The pork tenderloin sandwich was also worthy of praise thanks to that spot-on breading. The loin was not too thin so the sandwich was toothsome, and I would not hesitate to recommend it to lovers of the Hoosier staple.
I might not recommend the Chicken Chef Salad. It wasn't all that bad, it just wasn't all that good, either. The grilled chicken was nicely charred and juicy, and it had a whole sliced boiled egg, which was nice. But the iceberg greens were rather bland and with just onions, a few tomatoes and shredded cheese, it was begging for more ingredients.
Given pizzas can be topped with black and green olives, green and red peppers, mushrooms and even broccoli, it would not have been hard to improve upon.
My Original Grinder needed some improvement, too. It had all of the makings of a great grinder with plenty of cheese, a nicely toasted roll and just the right amount of Italian dressing, onions and peppers to give it some flavor punch, but it was missing pepperoni. Its ham and salami was OK and it was a decent sandwich. However, it would have been a great one if it had the added bite from the pepperoni.
The family room at Laycoff's was sort of an afterthought before the remodel. But now there are flat-screen TVs embedded into the cool, old barn-style wood-covered walls, and the Tiffany-style college lamps – which every fan would love to have – still hang over the tables. Not only is it not an afterthought, it was bustling even more than the classic bar side during my recent visits.
The service was perfect at Laycoff's just like it always has been.
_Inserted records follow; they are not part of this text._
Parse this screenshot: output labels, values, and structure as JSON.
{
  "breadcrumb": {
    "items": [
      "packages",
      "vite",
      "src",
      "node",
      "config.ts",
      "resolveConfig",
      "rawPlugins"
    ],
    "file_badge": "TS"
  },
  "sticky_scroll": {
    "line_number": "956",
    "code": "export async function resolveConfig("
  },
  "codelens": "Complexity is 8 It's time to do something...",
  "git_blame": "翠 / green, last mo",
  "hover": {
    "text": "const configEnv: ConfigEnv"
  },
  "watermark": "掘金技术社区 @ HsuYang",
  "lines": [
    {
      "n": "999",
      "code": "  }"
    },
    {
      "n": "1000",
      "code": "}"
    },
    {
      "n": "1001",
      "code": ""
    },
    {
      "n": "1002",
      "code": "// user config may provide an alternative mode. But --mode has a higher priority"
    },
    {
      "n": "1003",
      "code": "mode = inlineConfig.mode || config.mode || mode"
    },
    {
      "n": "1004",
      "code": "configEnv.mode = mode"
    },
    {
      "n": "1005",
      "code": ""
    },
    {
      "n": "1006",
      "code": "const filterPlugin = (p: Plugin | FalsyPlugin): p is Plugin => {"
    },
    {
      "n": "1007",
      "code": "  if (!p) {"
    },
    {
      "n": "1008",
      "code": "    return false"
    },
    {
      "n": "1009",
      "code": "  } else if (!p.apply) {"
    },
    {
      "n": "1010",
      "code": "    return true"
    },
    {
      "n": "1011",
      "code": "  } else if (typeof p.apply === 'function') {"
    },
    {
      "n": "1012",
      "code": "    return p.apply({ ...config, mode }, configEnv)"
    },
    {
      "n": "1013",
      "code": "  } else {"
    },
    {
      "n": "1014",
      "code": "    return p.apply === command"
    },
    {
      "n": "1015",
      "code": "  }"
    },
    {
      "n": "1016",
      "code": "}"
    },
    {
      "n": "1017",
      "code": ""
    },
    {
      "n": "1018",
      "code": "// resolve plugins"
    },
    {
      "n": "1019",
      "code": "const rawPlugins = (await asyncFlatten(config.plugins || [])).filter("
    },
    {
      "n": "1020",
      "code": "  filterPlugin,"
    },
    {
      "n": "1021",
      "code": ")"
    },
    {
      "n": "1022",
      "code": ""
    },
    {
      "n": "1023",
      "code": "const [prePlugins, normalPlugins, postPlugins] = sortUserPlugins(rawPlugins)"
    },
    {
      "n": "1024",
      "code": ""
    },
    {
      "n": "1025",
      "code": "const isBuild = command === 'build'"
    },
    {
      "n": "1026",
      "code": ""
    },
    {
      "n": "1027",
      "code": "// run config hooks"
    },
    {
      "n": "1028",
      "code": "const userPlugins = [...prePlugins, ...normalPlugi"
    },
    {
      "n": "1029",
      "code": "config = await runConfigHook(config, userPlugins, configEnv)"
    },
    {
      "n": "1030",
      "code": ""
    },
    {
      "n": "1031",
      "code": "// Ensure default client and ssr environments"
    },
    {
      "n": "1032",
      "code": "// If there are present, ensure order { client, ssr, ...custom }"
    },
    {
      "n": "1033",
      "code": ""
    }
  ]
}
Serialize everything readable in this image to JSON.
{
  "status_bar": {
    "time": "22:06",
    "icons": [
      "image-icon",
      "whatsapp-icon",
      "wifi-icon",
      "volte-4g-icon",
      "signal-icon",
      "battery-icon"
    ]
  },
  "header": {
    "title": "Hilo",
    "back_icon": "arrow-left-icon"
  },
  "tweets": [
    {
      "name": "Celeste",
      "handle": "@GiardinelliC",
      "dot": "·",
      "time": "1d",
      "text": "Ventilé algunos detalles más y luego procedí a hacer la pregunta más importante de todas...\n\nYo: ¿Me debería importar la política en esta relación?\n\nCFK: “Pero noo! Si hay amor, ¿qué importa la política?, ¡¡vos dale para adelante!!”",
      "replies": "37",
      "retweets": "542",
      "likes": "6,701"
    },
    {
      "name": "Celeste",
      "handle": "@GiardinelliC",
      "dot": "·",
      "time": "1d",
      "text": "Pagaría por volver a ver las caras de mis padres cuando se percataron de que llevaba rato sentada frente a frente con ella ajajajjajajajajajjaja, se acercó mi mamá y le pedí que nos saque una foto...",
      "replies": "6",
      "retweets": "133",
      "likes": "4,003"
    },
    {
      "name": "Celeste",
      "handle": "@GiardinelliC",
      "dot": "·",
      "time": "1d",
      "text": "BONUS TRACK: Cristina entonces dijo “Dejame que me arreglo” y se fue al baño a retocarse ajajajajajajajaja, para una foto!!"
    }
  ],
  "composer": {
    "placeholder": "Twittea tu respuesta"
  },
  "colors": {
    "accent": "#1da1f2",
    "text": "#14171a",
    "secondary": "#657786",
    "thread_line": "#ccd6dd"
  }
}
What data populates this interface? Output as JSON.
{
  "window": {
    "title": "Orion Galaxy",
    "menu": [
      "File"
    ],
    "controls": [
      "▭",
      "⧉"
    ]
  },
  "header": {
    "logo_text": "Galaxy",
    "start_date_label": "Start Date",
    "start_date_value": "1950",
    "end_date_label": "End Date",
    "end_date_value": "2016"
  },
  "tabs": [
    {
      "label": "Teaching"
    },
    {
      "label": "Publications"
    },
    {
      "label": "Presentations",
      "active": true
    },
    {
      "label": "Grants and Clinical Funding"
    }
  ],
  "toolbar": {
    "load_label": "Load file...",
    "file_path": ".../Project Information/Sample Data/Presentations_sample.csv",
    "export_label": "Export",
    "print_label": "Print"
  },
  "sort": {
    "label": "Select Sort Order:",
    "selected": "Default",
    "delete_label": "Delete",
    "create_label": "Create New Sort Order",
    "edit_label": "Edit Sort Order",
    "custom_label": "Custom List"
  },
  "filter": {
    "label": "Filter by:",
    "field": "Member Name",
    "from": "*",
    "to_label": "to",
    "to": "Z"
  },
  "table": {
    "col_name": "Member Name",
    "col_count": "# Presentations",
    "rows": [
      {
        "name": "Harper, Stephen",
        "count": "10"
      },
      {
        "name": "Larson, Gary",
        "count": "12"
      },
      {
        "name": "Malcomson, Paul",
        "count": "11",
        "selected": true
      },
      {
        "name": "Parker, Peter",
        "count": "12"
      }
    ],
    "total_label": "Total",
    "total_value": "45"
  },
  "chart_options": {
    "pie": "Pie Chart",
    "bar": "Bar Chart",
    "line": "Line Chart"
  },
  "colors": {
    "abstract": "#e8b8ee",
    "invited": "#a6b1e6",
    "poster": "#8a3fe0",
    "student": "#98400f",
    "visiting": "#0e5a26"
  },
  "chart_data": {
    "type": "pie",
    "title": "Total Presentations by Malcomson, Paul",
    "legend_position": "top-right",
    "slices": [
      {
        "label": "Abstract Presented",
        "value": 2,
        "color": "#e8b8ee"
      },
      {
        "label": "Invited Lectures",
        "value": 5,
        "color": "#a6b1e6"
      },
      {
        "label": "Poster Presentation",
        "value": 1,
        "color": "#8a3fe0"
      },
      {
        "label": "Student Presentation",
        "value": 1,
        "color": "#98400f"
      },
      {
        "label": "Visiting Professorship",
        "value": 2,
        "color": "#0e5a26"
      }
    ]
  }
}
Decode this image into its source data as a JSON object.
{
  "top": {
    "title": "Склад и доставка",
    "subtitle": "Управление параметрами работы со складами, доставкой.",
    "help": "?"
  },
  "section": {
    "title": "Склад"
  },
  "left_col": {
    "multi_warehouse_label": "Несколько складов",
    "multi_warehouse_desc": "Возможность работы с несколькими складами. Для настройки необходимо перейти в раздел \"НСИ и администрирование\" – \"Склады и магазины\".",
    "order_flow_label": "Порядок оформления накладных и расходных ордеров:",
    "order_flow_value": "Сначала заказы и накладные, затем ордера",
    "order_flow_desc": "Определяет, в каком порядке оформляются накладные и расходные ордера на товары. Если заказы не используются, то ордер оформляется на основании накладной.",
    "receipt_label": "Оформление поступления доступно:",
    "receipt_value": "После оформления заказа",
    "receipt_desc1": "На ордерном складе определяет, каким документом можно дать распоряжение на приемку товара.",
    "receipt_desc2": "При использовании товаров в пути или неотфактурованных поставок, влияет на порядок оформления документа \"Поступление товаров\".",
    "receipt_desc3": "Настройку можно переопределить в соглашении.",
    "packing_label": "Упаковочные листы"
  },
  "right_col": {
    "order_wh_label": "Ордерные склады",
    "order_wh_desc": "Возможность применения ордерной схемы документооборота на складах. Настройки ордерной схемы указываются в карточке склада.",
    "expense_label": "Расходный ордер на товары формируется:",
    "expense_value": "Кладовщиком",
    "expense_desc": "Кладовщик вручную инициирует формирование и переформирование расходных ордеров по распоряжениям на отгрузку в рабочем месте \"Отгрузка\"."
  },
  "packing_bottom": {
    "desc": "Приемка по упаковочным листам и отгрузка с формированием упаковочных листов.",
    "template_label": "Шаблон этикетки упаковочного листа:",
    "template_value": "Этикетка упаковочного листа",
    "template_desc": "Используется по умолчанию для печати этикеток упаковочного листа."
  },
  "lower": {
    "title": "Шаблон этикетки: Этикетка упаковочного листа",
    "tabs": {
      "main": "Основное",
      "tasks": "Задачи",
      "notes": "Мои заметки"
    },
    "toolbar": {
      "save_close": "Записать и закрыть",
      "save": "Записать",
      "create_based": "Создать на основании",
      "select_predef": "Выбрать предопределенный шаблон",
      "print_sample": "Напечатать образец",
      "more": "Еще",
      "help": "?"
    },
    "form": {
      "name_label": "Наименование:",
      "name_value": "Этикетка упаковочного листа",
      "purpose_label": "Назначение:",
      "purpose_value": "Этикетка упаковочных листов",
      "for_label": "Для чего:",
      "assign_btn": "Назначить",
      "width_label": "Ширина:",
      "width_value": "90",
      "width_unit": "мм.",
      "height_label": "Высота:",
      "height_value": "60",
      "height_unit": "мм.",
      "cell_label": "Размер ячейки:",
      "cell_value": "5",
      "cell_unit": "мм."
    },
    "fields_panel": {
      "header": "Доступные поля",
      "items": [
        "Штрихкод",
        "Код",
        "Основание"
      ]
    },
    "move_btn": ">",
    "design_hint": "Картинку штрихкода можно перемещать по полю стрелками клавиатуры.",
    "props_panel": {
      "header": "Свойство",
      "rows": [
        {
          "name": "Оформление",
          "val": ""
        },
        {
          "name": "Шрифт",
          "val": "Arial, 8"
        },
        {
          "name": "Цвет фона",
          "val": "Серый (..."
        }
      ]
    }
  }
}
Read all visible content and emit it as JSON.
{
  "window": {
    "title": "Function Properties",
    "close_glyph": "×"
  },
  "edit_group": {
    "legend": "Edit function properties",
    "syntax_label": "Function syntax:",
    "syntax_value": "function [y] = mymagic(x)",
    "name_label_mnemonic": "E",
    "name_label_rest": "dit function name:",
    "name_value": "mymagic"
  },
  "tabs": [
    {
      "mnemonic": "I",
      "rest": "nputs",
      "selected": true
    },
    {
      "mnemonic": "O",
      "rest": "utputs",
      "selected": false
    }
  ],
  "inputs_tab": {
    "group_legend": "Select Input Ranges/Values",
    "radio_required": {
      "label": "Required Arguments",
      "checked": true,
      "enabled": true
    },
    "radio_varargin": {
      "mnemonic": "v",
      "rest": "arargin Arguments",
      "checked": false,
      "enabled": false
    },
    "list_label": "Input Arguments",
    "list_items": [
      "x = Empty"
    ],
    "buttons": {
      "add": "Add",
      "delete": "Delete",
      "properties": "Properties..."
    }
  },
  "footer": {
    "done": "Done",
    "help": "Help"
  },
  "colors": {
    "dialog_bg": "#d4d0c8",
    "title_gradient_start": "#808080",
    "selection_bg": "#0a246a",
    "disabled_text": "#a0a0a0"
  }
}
That, the much improved decor and, of course, those sausage rolls leave little not to love about the place.
Restaurant: Laycoff's Tavern
Address: 3530 N. Clinton St.
Hours: 11 a.m. to midnight Monday through Saturday
Handicapped accessible: Yes
Alcohol: Full bar
Credit cards: Yes
Menu: Soup ($2.49 cup; $3.99 bowl), garlic cheese bread ($3.99), breaded mushrooms ($5.49), sausage roll ($7.79), pizza (one topping $13.49 for 16-inch; $9.49 for 12-inch; $6.29 for 7-inch; two toppings $14.99, $10.49, $7.49; three toppings $15.99, $11.49, $7.79), Original Grinder ($8.79 for 12-inch; $5.39 for 6-inch) breaded cheeseburger ($5.49), tenderloin ($5.99), Chicken Chef Salad ($7.49)
Rating breakdown: Food: ** (3-star maximum); atmosphere: * (1 maximum), service: * (1 maximum)
Note: Restaurants are categorized by price range: $ (less than $20 for three-course meal), $$ ($20-$29); $$$ ($30-$39), $$$$ ($40-$49), $$$$$ ($50 and up).
Ryan DuVall is a restaurant critic for The Journal Gazette. This review is based on two unannounced visits. The Journal Gazette pays for all meals. Email at firstname.lastname@example.org; call at 461-8130. Past reviews at www.journalgazette.net. You can follow him on Twitter @DiningOutDuVall.